The perception, structure, and function of female song in the black-capped chickadee (Poecile atricapillus)

  • Author / Creator
    Montenegro, Carolina
  • The black-capped chickadee (Poecile atricapillus) is a non-migratory songbird found throughout North America who communicates primarily through its numerous vocalizations, each with various functions. The vocalizations of the black-capped chickadee can be divided into calls and songs. Calls serve functions crucial for survival (e.g., altering to predator presents; keeping track of flockmates) while songs are produced specifically for mate attraction and territorial defense. The black-capped chickadee has a single song called the fee-bee song, a short (~1s) two-note vocalization. While songbird songs are traditionally thought to be produced primarily by males, there is an increasing number of studies of female song in songbirds. The studies contained in this dissertation further support the argument that females produce song and that female song serves a function, through investigating female song in the black-capped chickadee. A recent study has shown that female black-capped chickadees do sing, and that female song is distinct from male song and suggests that female-produced song may be used for mate recognition (Hahn et al., 2013). In Chapter 2, I conducted operant conditioning go/no-go discrimination tasks to test black-capped chickadees’ perception of female song. The results indicated that female and male chickadees can learn to discriminate among individual females via their songs and generalize responding to novel songs from the same individual females after training. In addition, both sexes can generalize their responding using only the bee-note portion of the female song, meaning that when given only a portion of the fee-bee song, subjects could still identity individual females. Next, I conducted discriminant function analyses and used artificial neural networks to examine which acoustic measures are important for classifying individual female songs (Chapter 3). Analyses showed that both notes of the fee-bee song likely play a role in classification and thus discrimination, and that song can also be classified by the season it was produced in (i.e., spring vs. fall). These findings are in line with the differences that are evident in male chickadee song by season and in that males can be identified as individuals by their fee-bee song. In Chapter 4, I used an operant conditioned go/no-go discrimination task to investigate the impact of anthropogenic noise on the ability of female and male chickadees to discriminate among individual female chickadee songs. Findings suggested that even low-level noise (40dB) performance decreased compared to performance in silence, and high-level noise was increasingly detrimental to discrimination. We learned that perception of fee-bee songs does change in the presence of anthropogenic noise such that birds take significantly longer to learn to discriminate between females, but birds were able to generalize responding after learning the discrimination. Overall, the results of the above studies reveal that the female fee-bee song contains cues that allows both sexes of chickadees to identify individual females. While chickadees can discriminate between females when listening to the bee-note portion of a female’s song, bioacoustic analysis identified that both notes (i.e., fee and bee) are important in classifying female song. In addition, differences in acoustic features differ by season, further

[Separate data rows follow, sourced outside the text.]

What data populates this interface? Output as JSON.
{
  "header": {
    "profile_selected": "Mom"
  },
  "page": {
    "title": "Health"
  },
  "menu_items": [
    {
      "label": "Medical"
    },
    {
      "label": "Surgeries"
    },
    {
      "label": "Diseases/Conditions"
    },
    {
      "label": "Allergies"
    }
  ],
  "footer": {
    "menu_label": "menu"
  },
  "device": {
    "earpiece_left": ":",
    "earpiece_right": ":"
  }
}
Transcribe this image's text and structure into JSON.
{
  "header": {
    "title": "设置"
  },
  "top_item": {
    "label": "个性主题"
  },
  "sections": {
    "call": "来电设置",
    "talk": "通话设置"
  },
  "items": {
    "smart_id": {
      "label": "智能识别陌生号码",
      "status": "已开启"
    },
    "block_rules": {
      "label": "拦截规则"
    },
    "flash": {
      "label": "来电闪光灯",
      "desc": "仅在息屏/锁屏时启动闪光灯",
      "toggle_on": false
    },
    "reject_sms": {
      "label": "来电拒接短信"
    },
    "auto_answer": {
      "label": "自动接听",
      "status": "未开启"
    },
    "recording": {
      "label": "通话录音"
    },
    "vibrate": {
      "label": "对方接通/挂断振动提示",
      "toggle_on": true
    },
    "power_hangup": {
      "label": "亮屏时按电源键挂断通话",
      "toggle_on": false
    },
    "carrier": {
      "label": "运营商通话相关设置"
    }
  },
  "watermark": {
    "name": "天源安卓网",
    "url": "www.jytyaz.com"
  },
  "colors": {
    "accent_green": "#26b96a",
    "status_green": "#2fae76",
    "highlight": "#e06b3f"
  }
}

    suggesting that female song may have a similar function to male song. Lastly, in the presence of anthropogenic noise, the ability to discriminate between individual females decreases
    significantly. With the urbanization of the natural world increasing over time, it is important to recognize how anthropogenic noise impacts communication in species that communicate acoustically, such as the black-capped chickadee. Specifically, focus should be directed to investigating female-produced song; although the function of this type of song remains under investigation, current research suggests that female song may hold importance to both sexes.

  • Subjects / Keywords
  • Graduation date
    Fall 2021
  • Type of Item
  • Degree
    Doctor of Philosophy
  • DOI
  • License
    This thesis is made available by the University of Alberta Libraries with permission of the copyright owner solely for non-commercial purposes. This thesis, or any portion thereof, may not otherwise be copied or reproduced without the written consent of the copyright owner, except to the extent permitted by Canadian copyright law.